Security researchers have discovered it is possible to hack a digital SLR camera with Wi-Fi capabilities (fast becoming a common feature in modern DSLR cameras) to install ransomware, thereby hijacking a user's photographs. Just as it happens on a PC, the photos would be encrypted, with the attacker threatening to permanently delete them if a ransom is not paid.
"Although most users connect their camera to their PC using a USB cable, newer camera models now support WiFi. This means that what was once a PTP/USB protocol that was accessible only to the USB connected devices, is now also PTP/IP that is accessible to every WiFi-enabled device in close proximity," Check Point says.
According to Check Point, attackers view the PTP layer as an attractive target for several reasons. For one, it is an unauthenticated protocol with support for dozens of different complex commands. It is also equally exploitable over USB or Wi-Fi, while the latter makes modern cameras accessible to nearby hackers.
Check Point researchers demonstrated how it would be possible to infect a camera with ransomware by infiltrating a Canon EOS 80D. The researchers chose that particular model because Canon controls over half of the market, and EOS 80D supports both USB and Wi-Fi.
There is a bit of work involved in hacking a DSLR, but the Check Point researchers did discover numerous vulnerabilities that can be exploited, details of which are laid out in a blog post (hit the link in the Via field below to reach about each one).

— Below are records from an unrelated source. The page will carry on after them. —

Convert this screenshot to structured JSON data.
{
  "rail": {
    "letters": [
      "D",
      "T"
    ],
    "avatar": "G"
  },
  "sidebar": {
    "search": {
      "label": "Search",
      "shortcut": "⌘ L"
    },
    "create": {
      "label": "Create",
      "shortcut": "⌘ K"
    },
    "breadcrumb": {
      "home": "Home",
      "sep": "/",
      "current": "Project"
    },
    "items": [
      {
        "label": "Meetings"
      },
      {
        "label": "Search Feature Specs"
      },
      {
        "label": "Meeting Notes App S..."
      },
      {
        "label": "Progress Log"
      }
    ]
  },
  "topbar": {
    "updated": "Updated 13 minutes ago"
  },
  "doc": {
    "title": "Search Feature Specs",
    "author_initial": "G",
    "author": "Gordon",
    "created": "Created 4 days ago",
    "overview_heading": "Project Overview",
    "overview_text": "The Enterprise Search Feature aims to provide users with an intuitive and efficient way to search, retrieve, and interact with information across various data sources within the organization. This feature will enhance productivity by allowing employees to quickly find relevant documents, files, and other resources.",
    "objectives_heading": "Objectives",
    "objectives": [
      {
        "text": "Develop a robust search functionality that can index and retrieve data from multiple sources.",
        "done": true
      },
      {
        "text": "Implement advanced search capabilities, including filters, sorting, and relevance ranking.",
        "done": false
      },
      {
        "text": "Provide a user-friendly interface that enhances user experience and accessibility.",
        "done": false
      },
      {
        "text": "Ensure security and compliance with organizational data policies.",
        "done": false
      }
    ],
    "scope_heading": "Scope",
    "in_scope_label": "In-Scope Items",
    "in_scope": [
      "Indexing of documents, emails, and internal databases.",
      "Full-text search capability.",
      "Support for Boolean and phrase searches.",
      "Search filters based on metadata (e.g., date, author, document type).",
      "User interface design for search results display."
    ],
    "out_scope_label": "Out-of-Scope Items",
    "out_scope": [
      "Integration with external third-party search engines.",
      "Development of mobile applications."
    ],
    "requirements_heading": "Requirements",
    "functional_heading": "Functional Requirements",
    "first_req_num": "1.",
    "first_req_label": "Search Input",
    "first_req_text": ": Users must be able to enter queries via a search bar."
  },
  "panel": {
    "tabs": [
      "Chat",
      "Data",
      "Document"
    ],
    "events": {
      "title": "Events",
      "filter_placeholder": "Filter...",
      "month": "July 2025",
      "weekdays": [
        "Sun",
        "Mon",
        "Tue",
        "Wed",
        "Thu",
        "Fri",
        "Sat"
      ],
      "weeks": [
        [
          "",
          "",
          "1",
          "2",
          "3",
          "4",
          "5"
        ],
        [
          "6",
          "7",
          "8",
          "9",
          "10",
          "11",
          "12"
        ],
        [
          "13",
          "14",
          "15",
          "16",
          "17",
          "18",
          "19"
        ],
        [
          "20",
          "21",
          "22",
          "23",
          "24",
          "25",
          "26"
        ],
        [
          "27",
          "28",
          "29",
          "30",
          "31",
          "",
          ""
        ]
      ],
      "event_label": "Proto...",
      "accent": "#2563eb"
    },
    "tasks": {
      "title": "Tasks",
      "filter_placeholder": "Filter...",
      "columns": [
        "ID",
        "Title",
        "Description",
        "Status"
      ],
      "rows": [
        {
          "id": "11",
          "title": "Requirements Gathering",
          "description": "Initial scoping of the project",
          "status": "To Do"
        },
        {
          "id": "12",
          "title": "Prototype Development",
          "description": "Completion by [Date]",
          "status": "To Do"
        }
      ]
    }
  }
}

Should you really be worried, though? These exploits require an attacker to be within the vicinity, and to set up a rogue Wi-Fi Access Point.
"This can be easily achieved by first sniffing the network and then faking the AP to have the same name as the one the camera automatically attempts to connect. Once the attacker is within the same LAN as the camera, he can initiate the exploit," the researchers state.
From our vantage point, attackers are more likely to continue targeting PCs and mobile devices, but something like this is not out of the realm of possibility. In addition, if a PC is infected, it would also be possible to infected a DSLR that gets connected as well.
"Our research shows that any “smart” device, in our case a DSLR camera, is susceptible to attacks. The combination of price, sensitive contents, and wide-spread consumer audience makes cameras a lucrative target for attackers," the researchers add.
While these kinds of attacks are not very common, and perhaps nonexistent at the moment, this type of research should be a wake-up call to manufacturers as more and more devices gain Internet-connected features.